• [Exercise directions] Search the listing below for the word "name" and copy each line where it appears.

• [Source material]
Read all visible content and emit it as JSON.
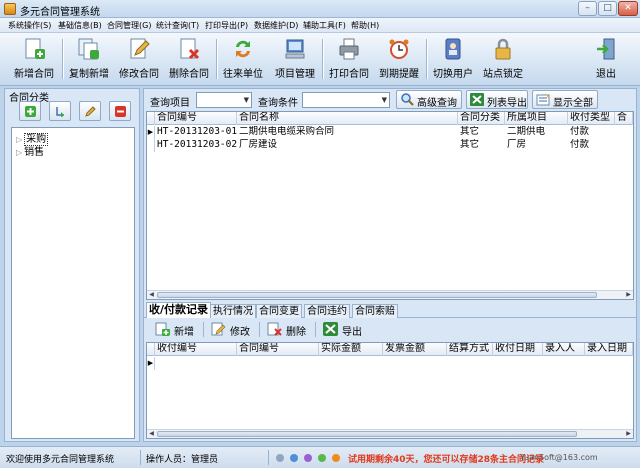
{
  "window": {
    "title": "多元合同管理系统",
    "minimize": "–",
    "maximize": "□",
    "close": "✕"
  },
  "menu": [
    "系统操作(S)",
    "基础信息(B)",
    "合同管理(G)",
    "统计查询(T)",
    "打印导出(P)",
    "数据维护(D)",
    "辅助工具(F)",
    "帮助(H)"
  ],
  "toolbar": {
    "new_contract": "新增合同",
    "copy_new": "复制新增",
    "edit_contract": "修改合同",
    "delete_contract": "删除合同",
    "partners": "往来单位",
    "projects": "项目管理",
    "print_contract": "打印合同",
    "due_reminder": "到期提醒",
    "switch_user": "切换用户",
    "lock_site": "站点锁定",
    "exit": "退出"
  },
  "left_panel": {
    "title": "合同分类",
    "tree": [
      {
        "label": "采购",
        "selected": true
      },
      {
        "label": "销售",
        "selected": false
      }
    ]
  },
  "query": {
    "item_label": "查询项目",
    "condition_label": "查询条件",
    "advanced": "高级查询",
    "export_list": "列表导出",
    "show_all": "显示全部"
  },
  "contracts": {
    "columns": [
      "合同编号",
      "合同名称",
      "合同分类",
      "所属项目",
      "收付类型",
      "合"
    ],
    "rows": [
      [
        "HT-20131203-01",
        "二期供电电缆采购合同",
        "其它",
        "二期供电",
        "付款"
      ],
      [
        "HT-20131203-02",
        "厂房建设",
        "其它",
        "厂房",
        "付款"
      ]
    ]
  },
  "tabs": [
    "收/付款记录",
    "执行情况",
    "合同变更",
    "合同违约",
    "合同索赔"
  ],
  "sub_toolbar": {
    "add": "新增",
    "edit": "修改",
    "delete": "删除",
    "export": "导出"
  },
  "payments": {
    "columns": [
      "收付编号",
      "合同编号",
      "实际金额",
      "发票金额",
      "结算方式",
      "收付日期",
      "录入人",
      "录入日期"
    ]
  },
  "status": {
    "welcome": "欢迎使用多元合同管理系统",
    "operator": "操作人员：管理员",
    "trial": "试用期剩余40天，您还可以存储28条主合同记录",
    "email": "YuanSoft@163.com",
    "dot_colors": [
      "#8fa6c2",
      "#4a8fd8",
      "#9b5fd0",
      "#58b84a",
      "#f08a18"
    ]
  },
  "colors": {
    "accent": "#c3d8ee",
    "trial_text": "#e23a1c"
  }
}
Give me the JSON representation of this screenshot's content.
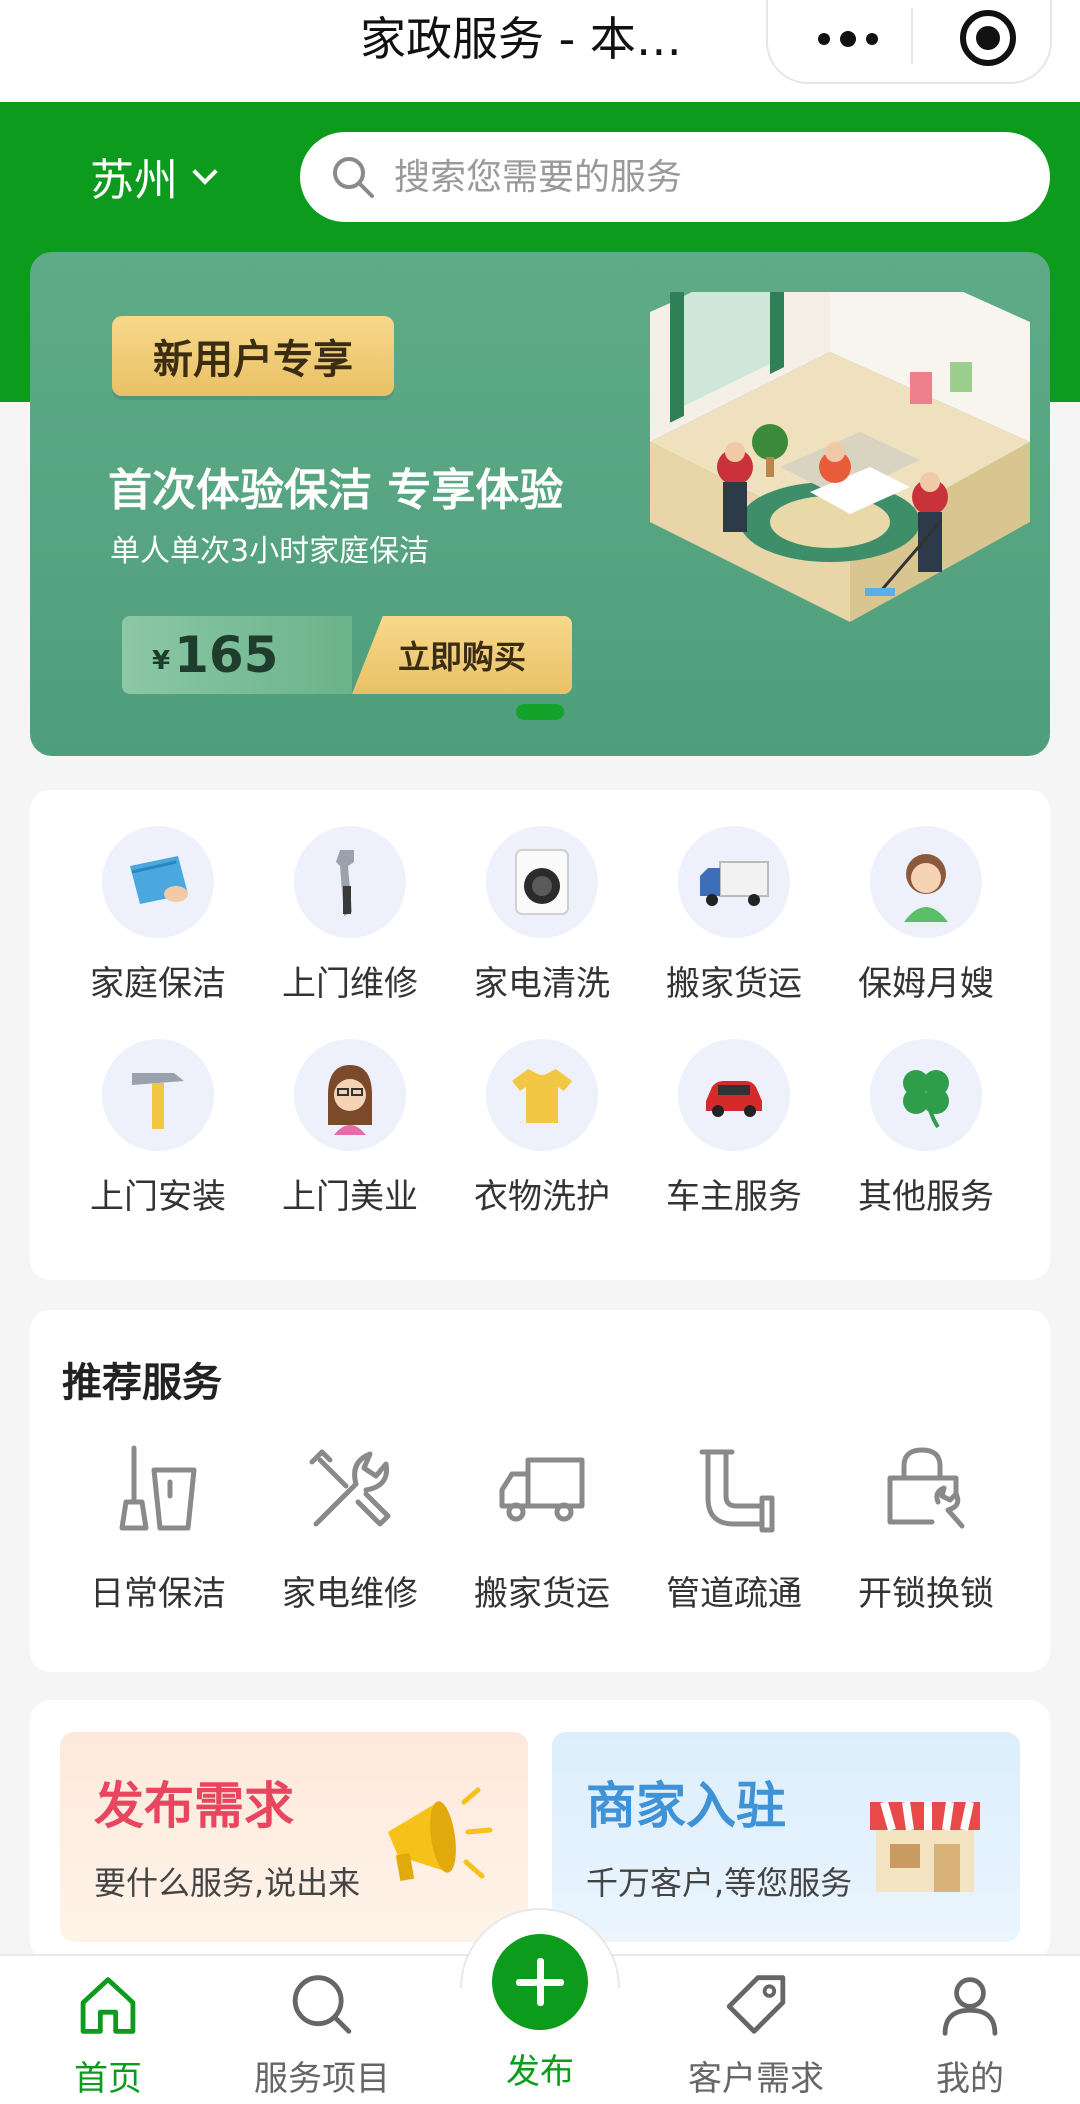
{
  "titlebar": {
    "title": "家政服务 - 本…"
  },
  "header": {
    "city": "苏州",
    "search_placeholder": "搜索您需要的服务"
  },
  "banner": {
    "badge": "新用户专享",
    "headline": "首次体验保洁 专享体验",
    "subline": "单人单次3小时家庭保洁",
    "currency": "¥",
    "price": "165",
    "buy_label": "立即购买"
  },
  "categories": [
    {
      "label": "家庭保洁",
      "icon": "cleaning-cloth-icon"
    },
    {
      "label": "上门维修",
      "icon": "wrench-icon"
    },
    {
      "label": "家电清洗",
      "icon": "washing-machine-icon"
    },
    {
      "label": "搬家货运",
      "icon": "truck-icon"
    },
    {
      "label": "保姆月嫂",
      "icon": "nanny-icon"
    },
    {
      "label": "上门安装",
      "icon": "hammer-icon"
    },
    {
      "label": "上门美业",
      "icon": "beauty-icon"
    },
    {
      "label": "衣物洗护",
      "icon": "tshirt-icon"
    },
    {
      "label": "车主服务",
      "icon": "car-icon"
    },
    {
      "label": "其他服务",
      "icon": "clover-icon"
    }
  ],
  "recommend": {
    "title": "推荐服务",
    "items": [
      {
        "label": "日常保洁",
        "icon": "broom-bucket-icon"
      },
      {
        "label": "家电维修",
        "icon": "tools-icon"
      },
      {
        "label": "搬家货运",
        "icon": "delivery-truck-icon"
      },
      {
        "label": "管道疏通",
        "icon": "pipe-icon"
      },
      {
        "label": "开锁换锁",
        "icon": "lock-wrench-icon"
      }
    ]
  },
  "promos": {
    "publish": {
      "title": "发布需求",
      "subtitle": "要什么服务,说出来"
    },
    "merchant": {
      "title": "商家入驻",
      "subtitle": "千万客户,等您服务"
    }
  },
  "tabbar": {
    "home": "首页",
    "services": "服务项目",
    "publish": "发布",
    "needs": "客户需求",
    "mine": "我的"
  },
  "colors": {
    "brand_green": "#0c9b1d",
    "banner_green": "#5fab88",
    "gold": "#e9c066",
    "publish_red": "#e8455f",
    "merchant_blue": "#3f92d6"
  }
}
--
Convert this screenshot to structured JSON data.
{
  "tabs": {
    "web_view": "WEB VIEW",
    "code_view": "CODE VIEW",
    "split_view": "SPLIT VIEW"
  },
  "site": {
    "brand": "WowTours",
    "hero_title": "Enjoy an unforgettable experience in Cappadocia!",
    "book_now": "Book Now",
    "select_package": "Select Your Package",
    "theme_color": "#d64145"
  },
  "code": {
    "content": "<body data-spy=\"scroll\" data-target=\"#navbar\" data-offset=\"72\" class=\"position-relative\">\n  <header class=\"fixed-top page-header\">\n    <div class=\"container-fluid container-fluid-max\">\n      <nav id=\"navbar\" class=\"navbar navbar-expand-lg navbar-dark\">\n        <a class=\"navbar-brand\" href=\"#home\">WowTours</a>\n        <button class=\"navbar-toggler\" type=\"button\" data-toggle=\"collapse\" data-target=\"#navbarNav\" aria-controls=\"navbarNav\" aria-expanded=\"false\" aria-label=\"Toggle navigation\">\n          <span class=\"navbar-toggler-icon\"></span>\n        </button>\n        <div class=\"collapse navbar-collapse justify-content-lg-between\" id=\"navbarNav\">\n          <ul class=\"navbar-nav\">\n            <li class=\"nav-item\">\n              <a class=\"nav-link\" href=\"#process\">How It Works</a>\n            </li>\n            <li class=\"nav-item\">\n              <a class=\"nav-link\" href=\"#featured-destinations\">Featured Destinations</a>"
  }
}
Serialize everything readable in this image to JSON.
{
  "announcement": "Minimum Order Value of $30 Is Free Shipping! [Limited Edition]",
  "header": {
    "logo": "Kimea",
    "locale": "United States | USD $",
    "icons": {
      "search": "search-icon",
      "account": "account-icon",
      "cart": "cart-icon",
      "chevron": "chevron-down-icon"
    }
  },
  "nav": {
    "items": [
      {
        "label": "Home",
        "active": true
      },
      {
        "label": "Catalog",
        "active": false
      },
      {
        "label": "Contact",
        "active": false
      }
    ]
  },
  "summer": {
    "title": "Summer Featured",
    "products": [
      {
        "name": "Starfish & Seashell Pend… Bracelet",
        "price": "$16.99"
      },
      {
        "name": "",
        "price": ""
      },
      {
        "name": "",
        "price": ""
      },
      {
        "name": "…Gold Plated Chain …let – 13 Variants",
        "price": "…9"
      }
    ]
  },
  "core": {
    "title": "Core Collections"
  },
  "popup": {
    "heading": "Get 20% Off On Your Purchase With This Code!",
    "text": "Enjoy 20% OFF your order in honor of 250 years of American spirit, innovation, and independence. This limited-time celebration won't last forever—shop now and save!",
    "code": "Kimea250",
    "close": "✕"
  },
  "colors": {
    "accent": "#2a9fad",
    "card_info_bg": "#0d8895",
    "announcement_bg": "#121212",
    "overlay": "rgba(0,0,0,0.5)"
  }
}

• [Task result]
        "name": "Starfish & Seashell Pend… Bracelet",
        "name": "",
        "name": "",
        "name": "…Gold Plated Chain …let – 13 Variants",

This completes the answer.